“You get rid of Obamacare, but there are others,” Romney told CNN affiliate KDSK of St. Louis. “Planned Parenthood, we’re gonna get rid of that. The subsidy for Amtrak, I would eliminate that. The National Endowment for the Arts, the National Endowment for the Humanities, both excellent programs, but we can’t afford to borrow money to pay for these things.”
In other words, he was talking about government funding.
“He singled out some areas of the budget he would eliminate or curtail, all in the name of achieving a balanced budget,” Romney adviser Eric Fehrnstrom said later. “It would not be getting rid of the organization. They have other sources of funding besides government operations, but in order to achieve balance, we have to make some tough decisions about spending.”

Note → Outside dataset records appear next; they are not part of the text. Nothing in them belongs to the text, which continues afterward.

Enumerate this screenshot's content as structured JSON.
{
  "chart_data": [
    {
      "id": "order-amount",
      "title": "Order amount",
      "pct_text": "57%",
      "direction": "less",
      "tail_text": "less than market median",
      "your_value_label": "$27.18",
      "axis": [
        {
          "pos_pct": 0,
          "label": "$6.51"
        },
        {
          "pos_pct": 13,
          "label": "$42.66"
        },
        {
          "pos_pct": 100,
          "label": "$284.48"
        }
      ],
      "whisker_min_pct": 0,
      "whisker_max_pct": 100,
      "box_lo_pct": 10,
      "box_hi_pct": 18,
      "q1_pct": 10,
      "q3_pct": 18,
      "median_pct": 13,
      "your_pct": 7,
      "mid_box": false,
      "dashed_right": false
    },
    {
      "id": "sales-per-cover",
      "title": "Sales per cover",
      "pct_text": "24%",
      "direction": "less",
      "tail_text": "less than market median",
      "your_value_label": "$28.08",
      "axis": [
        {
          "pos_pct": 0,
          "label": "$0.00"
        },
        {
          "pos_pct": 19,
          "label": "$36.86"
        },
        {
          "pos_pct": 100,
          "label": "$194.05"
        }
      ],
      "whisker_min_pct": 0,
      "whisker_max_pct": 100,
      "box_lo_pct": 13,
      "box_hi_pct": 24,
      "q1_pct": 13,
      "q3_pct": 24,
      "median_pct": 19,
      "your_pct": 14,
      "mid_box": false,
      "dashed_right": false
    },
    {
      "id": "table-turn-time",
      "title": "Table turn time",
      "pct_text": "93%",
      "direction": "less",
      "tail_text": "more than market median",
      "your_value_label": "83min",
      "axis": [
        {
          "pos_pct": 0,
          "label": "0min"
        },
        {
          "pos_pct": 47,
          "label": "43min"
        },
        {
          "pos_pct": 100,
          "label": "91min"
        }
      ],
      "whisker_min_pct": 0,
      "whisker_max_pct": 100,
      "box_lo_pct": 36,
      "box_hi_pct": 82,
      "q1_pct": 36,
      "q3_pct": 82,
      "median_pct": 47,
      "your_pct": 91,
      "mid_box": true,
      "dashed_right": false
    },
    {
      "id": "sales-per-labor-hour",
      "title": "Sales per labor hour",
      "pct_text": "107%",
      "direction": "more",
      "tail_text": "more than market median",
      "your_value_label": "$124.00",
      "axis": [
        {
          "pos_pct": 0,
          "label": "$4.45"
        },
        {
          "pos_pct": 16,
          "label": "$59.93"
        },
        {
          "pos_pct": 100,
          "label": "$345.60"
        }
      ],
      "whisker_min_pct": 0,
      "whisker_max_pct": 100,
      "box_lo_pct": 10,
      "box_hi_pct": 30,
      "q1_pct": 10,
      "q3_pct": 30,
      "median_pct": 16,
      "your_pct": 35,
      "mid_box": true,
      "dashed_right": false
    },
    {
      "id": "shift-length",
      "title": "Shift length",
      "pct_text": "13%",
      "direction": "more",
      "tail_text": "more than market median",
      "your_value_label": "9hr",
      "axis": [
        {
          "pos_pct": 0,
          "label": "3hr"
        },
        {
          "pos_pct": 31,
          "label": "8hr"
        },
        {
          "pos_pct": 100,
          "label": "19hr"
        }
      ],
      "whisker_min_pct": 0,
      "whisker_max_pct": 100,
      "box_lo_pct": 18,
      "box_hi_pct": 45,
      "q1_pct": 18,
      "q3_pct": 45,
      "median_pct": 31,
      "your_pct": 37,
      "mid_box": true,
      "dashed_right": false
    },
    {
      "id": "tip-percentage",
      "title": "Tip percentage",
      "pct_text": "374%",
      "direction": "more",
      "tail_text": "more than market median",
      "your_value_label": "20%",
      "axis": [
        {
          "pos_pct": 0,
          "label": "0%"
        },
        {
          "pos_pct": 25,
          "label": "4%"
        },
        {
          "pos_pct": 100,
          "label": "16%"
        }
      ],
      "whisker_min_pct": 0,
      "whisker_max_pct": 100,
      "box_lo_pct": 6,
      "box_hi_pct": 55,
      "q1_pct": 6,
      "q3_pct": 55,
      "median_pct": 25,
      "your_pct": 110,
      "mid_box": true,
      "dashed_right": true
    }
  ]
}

A federal budget cut might be painful for the organization. Planned Parenthood’s budget is more than $1 billion, of which $489 million is for government health services grants, much of it for Medicaid funding. About $75 million of that is for family planning, none of which can be used for abortions.
“No, there wasn’t any discord…. It was absolutely two-thirds.”
— Rep. Debbie Wasserman Schultz (Fla.), DNC chair, interviewed on CNN
Wasserman Schultz, who on Wednesday earned Four Pinocchios for denying she made a statement that was caught on tape, insisted to the news network that Democrats were united in adding a reference to the Democrats’ platform that Jerusalem was Israel’s capital. The move was made after Republicans called attention to the fact that language from the 2008 platform had been dropped, alarming Jewish Democrats.
Yet Wasserman Schultz’s remarks are puzzling because Convention Chairman Antonio R. Villaraigosa had to ask three times for “aye” votes before concluding that the amendment had a two-thirds majority.
As The Post’s Scott Wilson reported, “The vote was far from decisive, however, and left many delegates who opposed the reinstatement of the language angry about the outcome. Some stood up from their seats inside the Time Warner Arena, shaking their fingers at Villaraigosa.”
Mark Landler of The New York Times reported that the change was “approved in a voice vote that had to be taken three times because of a chorus of noes in the arena…. The changes were meant to be a routine bit of business…. But they turned into a minor spectacle after the hall seemed balanced between yes and no votes, providing an unruly start to an evening meant to showcase attacks on Mitt Romney by former President Bill Clinton and others.”
Given such on-the-ground reporting, her claim of “no discord” is simply not credible.
(As is our practice, we generally do not award Pinocchios for these instant wrap-ups.)